### What the task asks
Scan the material for "분리배출". Copy every line it appears in.
-=-=-
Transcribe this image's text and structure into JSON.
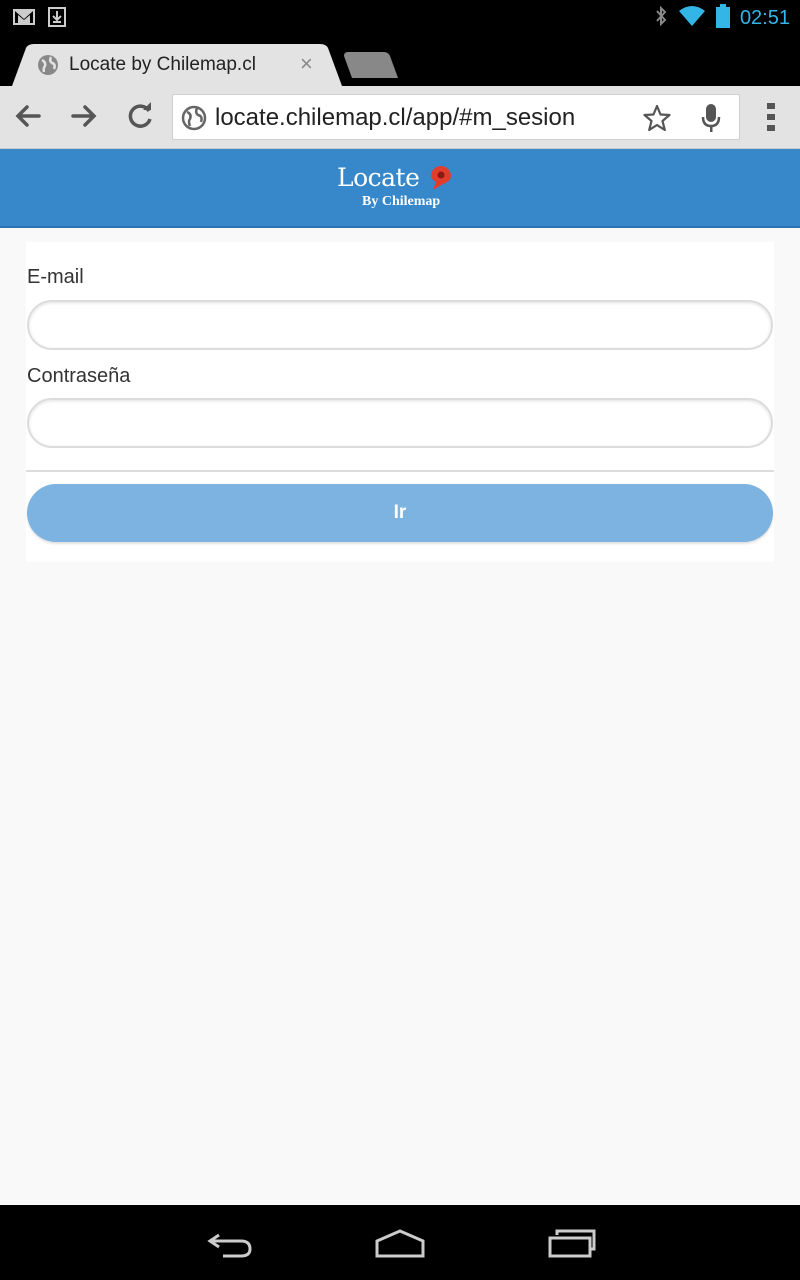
{
  "status_bar": {
    "time": "02:51",
    "icons": [
      "gmail-icon",
      "download-icon",
      "bluetooth-icon",
      "wifi-icon",
      "battery-icon"
    ]
  },
  "browser": {
    "tab": {
      "title": "Locate by Chilemap.cl",
      "close_label": "×"
    },
    "address_bar": {
      "url": "locate.chilemap.cl/app/#m_sesion"
    }
  },
  "app": {
    "logo": {
      "title": "Locate",
      "subtitle": "By Chilemap"
    },
    "header_color": "#3688cb"
  },
  "login_form": {
    "email_label": "E-mail",
    "email_value": "",
    "password_label": "Contraseña",
    "password_value": "",
    "submit_label": "Ir",
    "submit_color": "#7db3e1"
  },
  "nav_bar": {
    "buttons": [
      "back-icon",
      "home-icon",
      "recent-apps-icon"
    ]
  }
}
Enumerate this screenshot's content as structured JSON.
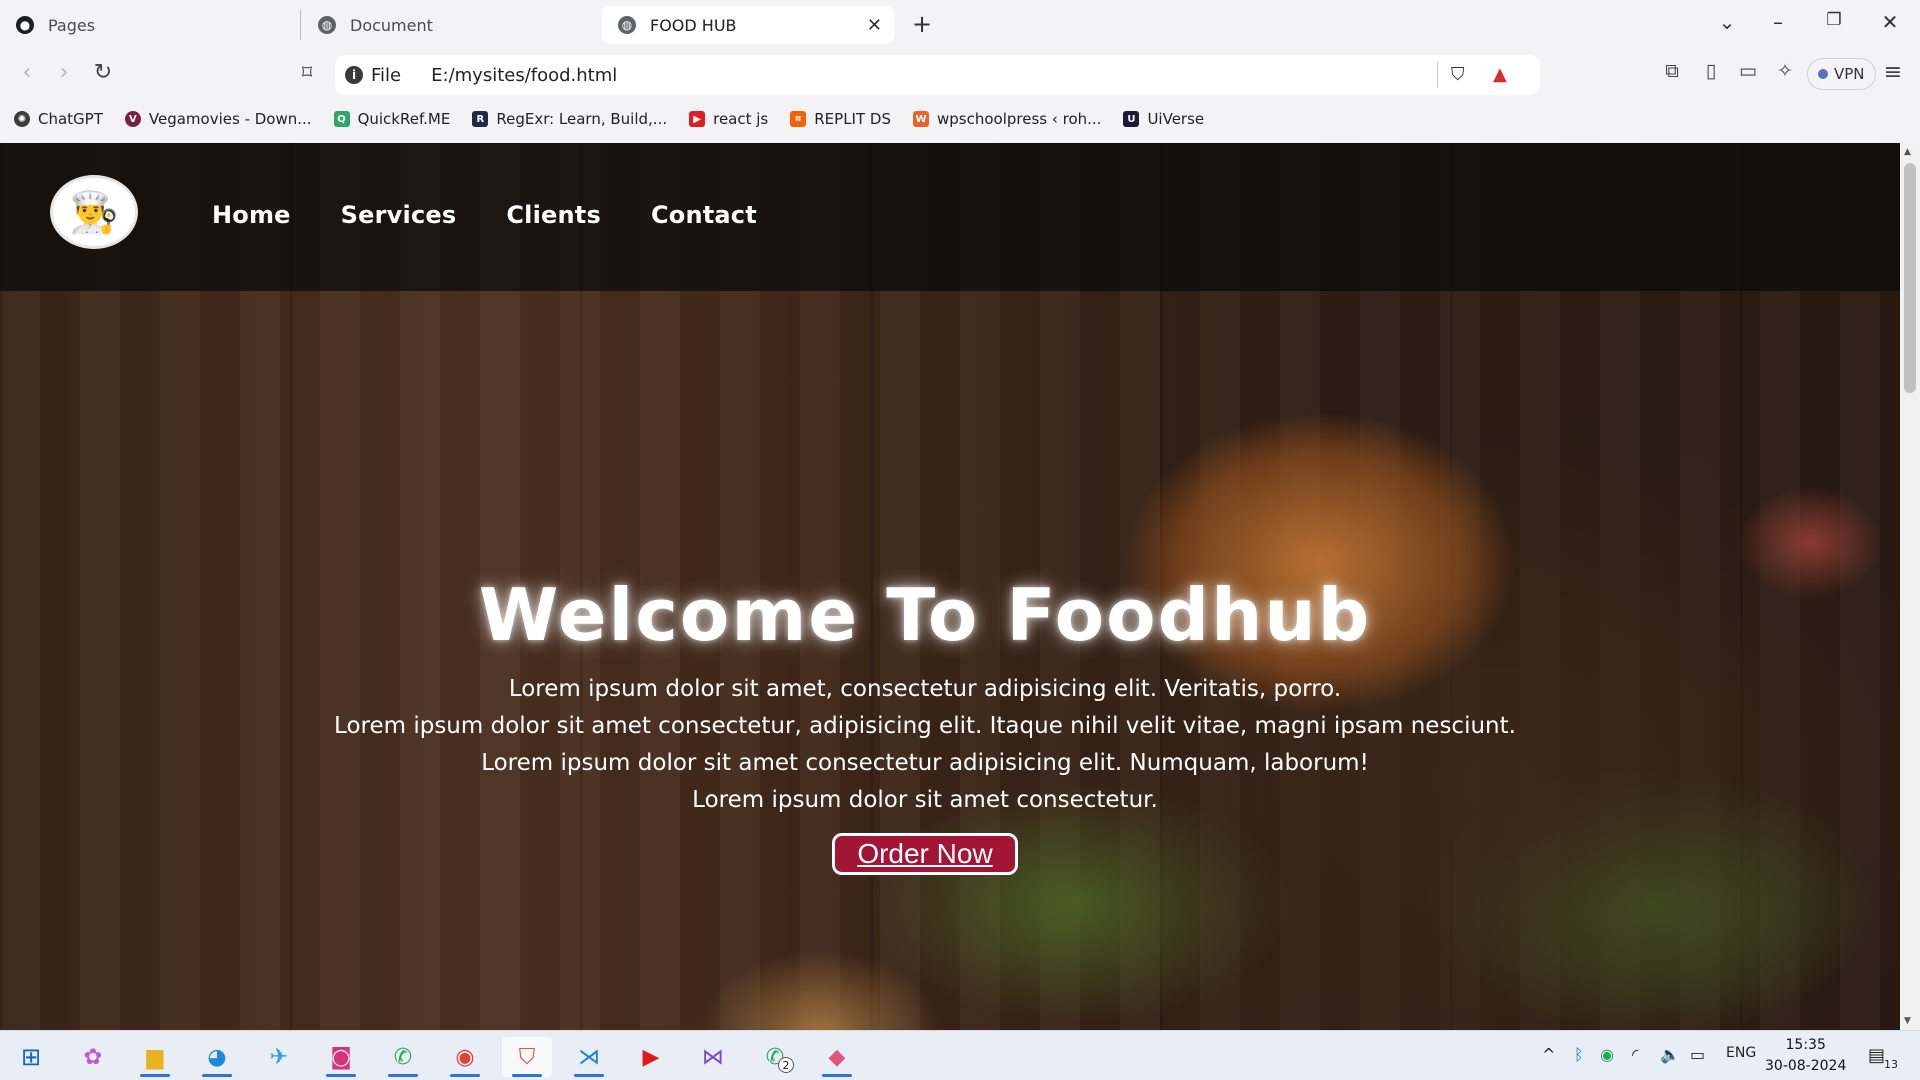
{
  "tabs": [
    {
      "label": "Pages",
      "icon": "github-icon"
    },
    {
      "label": "Document",
      "icon": "globe-icon"
    },
    {
      "label": "FOOD HUB",
      "icon": "globe-icon",
      "active": true
    }
  ],
  "address_bar": {
    "scheme_label": "File",
    "url": "E:/mysites/food.html"
  },
  "toolbar": {
    "vpn_label": "VPN"
  },
  "bookmarks": [
    {
      "label": "ChatGPT",
      "icon": "openai-icon"
    },
    {
      "label": "Vegamovies - Down...",
      "icon": "v-logo-icon"
    },
    {
      "label": "QuickRef.ME",
      "icon": "quickref-icon"
    },
    {
      "label": "RegExr: Learn, Build,...",
      "icon": "regexr-icon"
    },
    {
      "label": "react js",
      "icon": "youtube-icon"
    },
    {
      "label": "REPLIT DS",
      "icon": "replit-icon"
    },
    {
      "label": "wpschoolpress ‹ roh...",
      "icon": "wp-icon"
    },
    {
      "label": "UiVerse",
      "icon": "uiverse-icon"
    }
  ],
  "site": {
    "nav": [
      "Home",
      "Services",
      "Clients",
      "Contact"
    ],
    "hero": {
      "title": "Welcome To Foodhub",
      "lines": [
        "Lorem ipsum dolor sit amet, consectetur adipisicing elit. Veritatis, porro.",
        "Lorem ipsum dolor sit amet consectetur, adipisicing elit. Itaque nihil velit vitae, magni ipsam nesciunt.",
        "Lorem ipsum dolor sit amet consectetur adipisicing elit. Numquam, laborum!",
        "Lorem ipsum dolor sit amet consectetur."
      ],
      "button": "Order Now"
    }
  },
  "taskbar": {
    "apps": [
      "windows-start-icon",
      "copilot-icon",
      "file-explorer-icon",
      "edge-icon",
      "telegram-icon",
      "instagram-icon",
      "whatsapp-icon",
      "chrome-icon",
      "brave-icon",
      "vscode-icon",
      "youtube-music-icon",
      "visual-studio-icon",
      "whatsapp-business-icon",
      "git-icon"
    ],
    "whatsapp_badge": "2",
    "language": "ENG",
    "time": "15:35",
    "date": "30-08-2024",
    "notifications": "13"
  },
  "colors": {
    "order_button": "#a31535",
    "header_overlay": "#0a0a0a"
  }
}
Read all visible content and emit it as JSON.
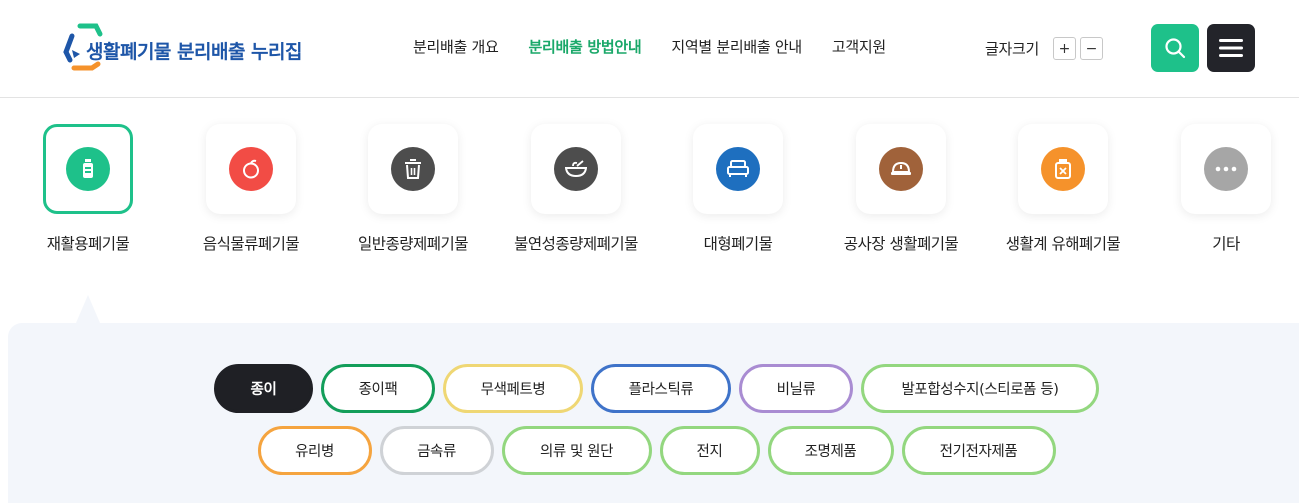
{
  "header": {
    "logo_text": "생활폐기물 분리배출 누리집",
    "nav": [
      {
        "label": "분리배출 개요",
        "active": false
      },
      {
        "label": "분리배출 방법안내",
        "active": true
      },
      {
        "label": "지역별 분리배출 안내",
        "active": false
      },
      {
        "label": "고객지원",
        "active": false
      }
    ],
    "font_size_label": "글자크기",
    "font_increase": "+",
    "font_decrease": "−",
    "search_icon": "search-icon",
    "menu_icon": "hamburger-menu-icon"
  },
  "categories": [
    {
      "label": "재활용폐기물",
      "icon": "bottle-icon",
      "color": "#1ec18a",
      "selected": true
    },
    {
      "label": "음식물류폐기물",
      "icon": "apple-icon",
      "color": "#f24c45",
      "selected": false
    },
    {
      "label": "일반종량제폐기물",
      "icon": "trash-can-icon",
      "color": "#4d4d4d",
      "selected": false
    },
    {
      "label": "불연성종량제폐기물",
      "icon": "bowl-icon",
      "color": "#4d4d4d",
      "selected": false
    },
    {
      "label": "대형폐기물",
      "icon": "bed-icon",
      "color": "#1e6fbf",
      "selected": false
    },
    {
      "label": "공사장 생활폐기물",
      "icon": "hard-hat-icon",
      "color": "#a0623a",
      "selected": false
    },
    {
      "label": "생활계 유해폐기물",
      "icon": "hazard-jar-icon",
      "color": "#f5922b",
      "selected": false
    },
    {
      "label": "기타",
      "icon": "more-dots-icon",
      "color": "#a6a6a6",
      "selected": false
    }
  ],
  "subcategories_row1": [
    {
      "label": "종이",
      "border": "#1f2025",
      "active": true
    },
    {
      "label": "종이팩",
      "border": "#139e5a",
      "active": false
    },
    {
      "label": "무색페트병",
      "border": "#efd774",
      "active": false
    },
    {
      "label": "플라스틱류",
      "border": "#3f73c9",
      "active": false
    },
    {
      "label": "비닐류",
      "border": "#a98cd2",
      "active": false
    },
    {
      "label": "발포합성수지(스티로폼 등)",
      "border": "#93d77f",
      "active": false
    }
  ],
  "subcategories_row2": [
    {
      "label": "유리병",
      "border": "#f5a43f",
      "active": false
    },
    {
      "label": "금속류",
      "border": "#cfd2d6",
      "active": false
    },
    {
      "label": "의류 및 원단",
      "border": "#93d77f",
      "active": false
    },
    {
      "label": "전지",
      "border": "#93d77f",
      "active": false
    },
    {
      "label": "조명제품",
      "border": "#93d77f",
      "active": false
    },
    {
      "label": "전기전자제품",
      "border": "#93d77f",
      "active": false
    }
  ]
}
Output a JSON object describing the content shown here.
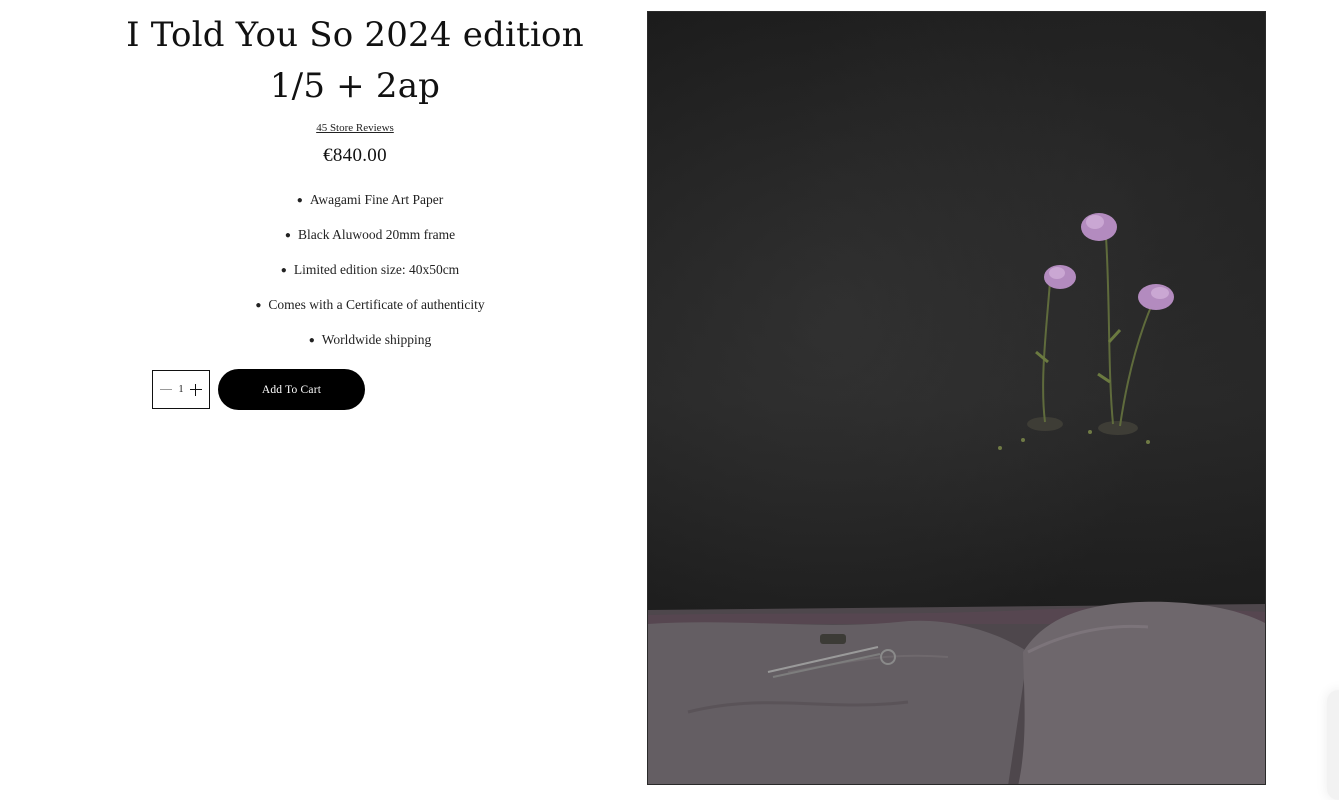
{
  "product": {
    "title_line1": "I Told You So 2024 edition",
    "title_line2": "1/5 + 2ap",
    "reviews_link": "45 Store Reviews",
    "price": "€840.00",
    "features": [
      "Awagami Fine Art Paper",
      "Black Aluwood 20mm frame",
      "Limited edition size: 40x50cm",
      "Comes with a Certificate of authenticity",
      "Worldwide shipping"
    ]
  },
  "cart": {
    "quantity": "1",
    "add_label": "Add To Cart",
    "minus_icon": "minus-icon",
    "plus_icon": "plus-icon"
  },
  "photo": {
    "subject": "product-photo",
    "colors": {
      "backdrop": "#1f1f1f",
      "sheet": "#6a6468",
      "flower": "#b38bbf",
      "stem": "#5f6b3c"
    }
  }
}
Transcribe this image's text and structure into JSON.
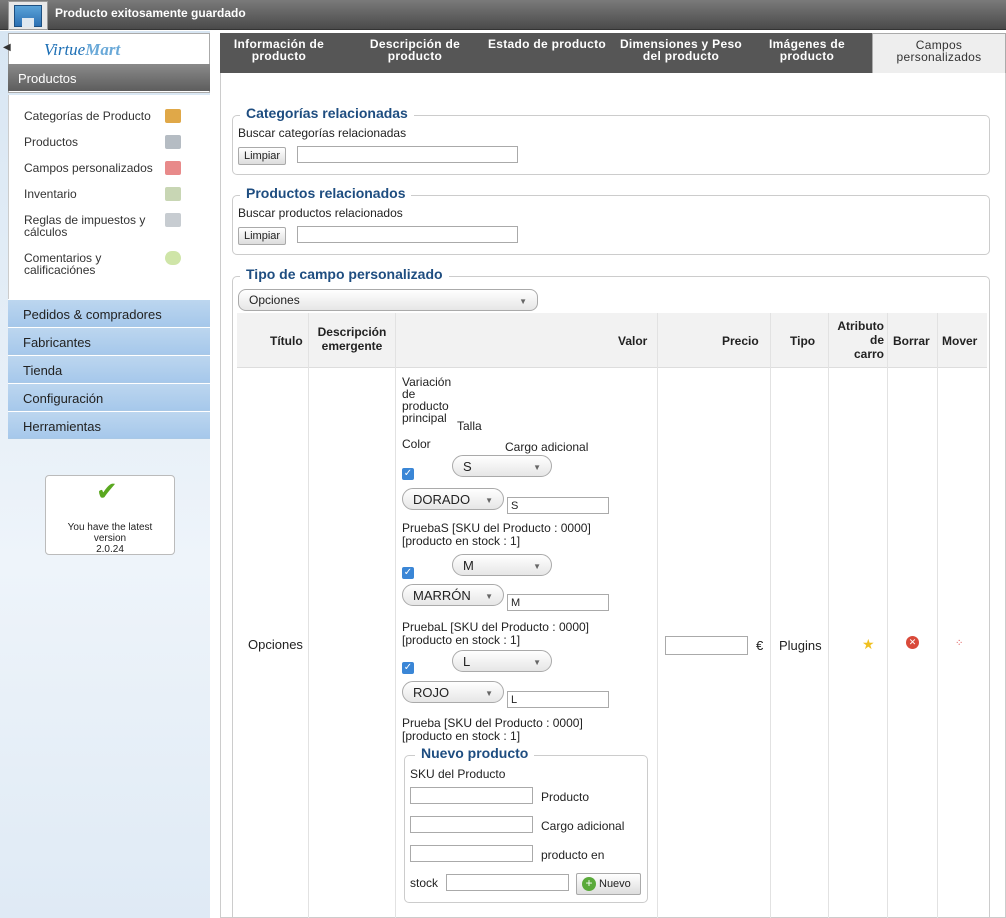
{
  "topbar": {
    "message": "Producto exitosamente guardado"
  },
  "sidebar": {
    "logo_main": "Virtue",
    "logo_accent": "Mart",
    "section": "Productos",
    "items": [
      {
        "label": "Categorías de Producto",
        "icon": "folder-icon",
        "color": "#e0a848"
      },
      {
        "label": "Productos",
        "icon": "camera-icon",
        "color": "#9aa4ad"
      },
      {
        "label": "Campos personalizados",
        "icon": "fields-icon",
        "color": "#e05a5a"
      },
      {
        "label": "Inventario",
        "icon": "chart-icon",
        "color": "#8ca46a"
      },
      {
        "label": "Reglas de impuestos y",
        "label2": "cálculos",
        "icon": "calculator-icon",
        "color": "#9aa4ad"
      },
      {
        "label": "Comentarios y",
        "label2": "calificaciónes",
        "icon": "comment-icon",
        "color": "#9ec86a"
      }
    ],
    "menu": [
      "Pedidos & compradores",
      "Fabricantes",
      "Tienda",
      "Configuración",
      "Herramientas"
    ],
    "version": {
      "line1": "You have the latest",
      "line2": "version",
      "line3": "2.0.24"
    }
  },
  "tabs": [
    {
      "l1": "Información de",
      "l2": "producto"
    },
    {
      "l1": "Descripción de",
      "l2": "producto"
    },
    {
      "l1": "Estado de producto",
      "l2": ""
    },
    {
      "l1": "Dimensiones y Peso",
      "l2": "del producto"
    },
    {
      "l1": "Imágenes de",
      "l2": "producto"
    },
    {
      "l1": "Campos",
      "l2": "personalizados"
    }
  ],
  "cat": {
    "legend": "Categorías relacionadas",
    "label": "Buscar categorías relacionadas",
    "clear": "Limpiar"
  },
  "prod": {
    "legend": "Productos relacionados",
    "label": "Buscar productos relacionados",
    "clear": "Limpiar"
  },
  "custom": {
    "legend": "Tipo de campo personalizado",
    "select": "Opciones",
    "headers": {
      "titulo": "Título",
      "desc1": "Descripción",
      "desc2": "emergente",
      "valor": "Valor",
      "precio": "Precio",
      "tipo": "Tipo",
      "attr1": "Atributo",
      "attr2": "de",
      "attr3": "carro",
      "borrar": "Borrar",
      "mover": "Mover"
    },
    "row": {
      "titulo": "Opciones",
      "currency": "€",
      "tipo": "Plugins"
    },
    "variation": {
      "l1": "Variación",
      "l2": "de",
      "l3": "producto",
      "l4": "principal",
      "talla": "Talla",
      "color": "Color",
      "cargo": "Cargo adicional"
    },
    "variants": [
      {
        "size": "S",
        "color": "DORADO",
        "input": "S",
        "desc1": "PruebaS [SKU del Producto : 0000]",
        "desc2": "[producto en stock : 1]"
      },
      {
        "size": "M",
        "color": "MARRÓN",
        "input": "M",
        "desc1": "PruebaL [SKU del Producto : 0000]",
        "desc2": "[producto en stock : 1]"
      },
      {
        "size": "L",
        "color": "ROJO",
        "input": "L",
        "desc1": "Prueba [SKU del Producto : 0000]",
        "desc2": "[producto en stock : 1]"
      }
    ],
    "newproduct": {
      "legend": "Nuevo producto",
      "sku": "SKU del Producto",
      "producto": "Producto",
      "cargo": "Cargo adicional",
      "stock1": "producto en",
      "stock2": "stock",
      "button": "Nuevo"
    }
  }
}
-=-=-
### Task result
    "logo_text": "생활폐기물 분리배출 누리집",
        "label": "분리배출 개요",
        "label": "분리배출 방법안내",
        "label": "지역별 분리배출 안내",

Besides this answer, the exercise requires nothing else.